The company just raised $2.5 million from a slew of investors, including TenOneTen Ventures, Root Ventures, Metamorphic Ventures, Haystack and Gokul Rajaram.

Founded by Kwindla Kramer and Doug Brunton, Pluot combines a hardware and software system to give small businesses access to the same quality of video-conferencing services that companies could expect to see in the boardrooms of Fortune 500 companies, according to the founders.

The service is accessible via desktop or mobile, and in a conference room, companies can install Pluot hardware (it’s free!) to start video chat-chat-chatting their way through the day.

Pluot (a YC alum) began with the notion that Kramer and Brunton had about the growth of distributed teams in the tech world.

As more employees began working from home (or cafes, bars or restaurants) the need for face-time became more pressing and the demand for remote services that could provide conferencing became more urgent.

Both men had previously worked at video-conferencing companies and knew the market intimately. Using some fairly off-the-shelf components (thanks to the significant drop in pricing for cameras, speakers and compute power), the company was able to build a device that it could give away for free and sell its services for just $50 per month.

The two men have known each other for nearly 20 years, working on an open-source project for AllAfrica.com in the early part of the new millennium. Then they built the first major online presence for the Democratic National Committee.

Kramer went on to launch Oblong Industries, which developed gestural recognition and video-conferencing technologies. It was, in fact, Kramer’s experience at Oblong that convinced the two to launch Pluot.
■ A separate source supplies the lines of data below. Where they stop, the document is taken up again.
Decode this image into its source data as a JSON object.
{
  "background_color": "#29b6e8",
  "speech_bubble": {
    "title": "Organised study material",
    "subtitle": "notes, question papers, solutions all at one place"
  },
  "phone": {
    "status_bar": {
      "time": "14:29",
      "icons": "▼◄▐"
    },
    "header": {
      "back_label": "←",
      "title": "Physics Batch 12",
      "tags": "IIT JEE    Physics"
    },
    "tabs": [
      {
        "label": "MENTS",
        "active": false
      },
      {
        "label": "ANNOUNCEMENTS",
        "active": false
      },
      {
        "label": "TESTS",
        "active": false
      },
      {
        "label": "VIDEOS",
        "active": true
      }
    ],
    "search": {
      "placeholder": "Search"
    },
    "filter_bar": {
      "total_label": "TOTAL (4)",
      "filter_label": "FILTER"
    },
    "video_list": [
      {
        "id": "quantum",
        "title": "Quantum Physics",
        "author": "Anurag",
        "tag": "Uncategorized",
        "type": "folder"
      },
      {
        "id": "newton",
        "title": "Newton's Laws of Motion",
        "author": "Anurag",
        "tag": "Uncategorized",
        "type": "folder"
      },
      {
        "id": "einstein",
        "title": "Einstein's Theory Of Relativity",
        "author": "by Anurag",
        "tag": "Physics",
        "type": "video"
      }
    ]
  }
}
Both men believe that the popularity of distributed workplaces will only continue to grow, and estimate that roughly 100 million rooms could be equipped with video conferencing and screen-sharing equipment.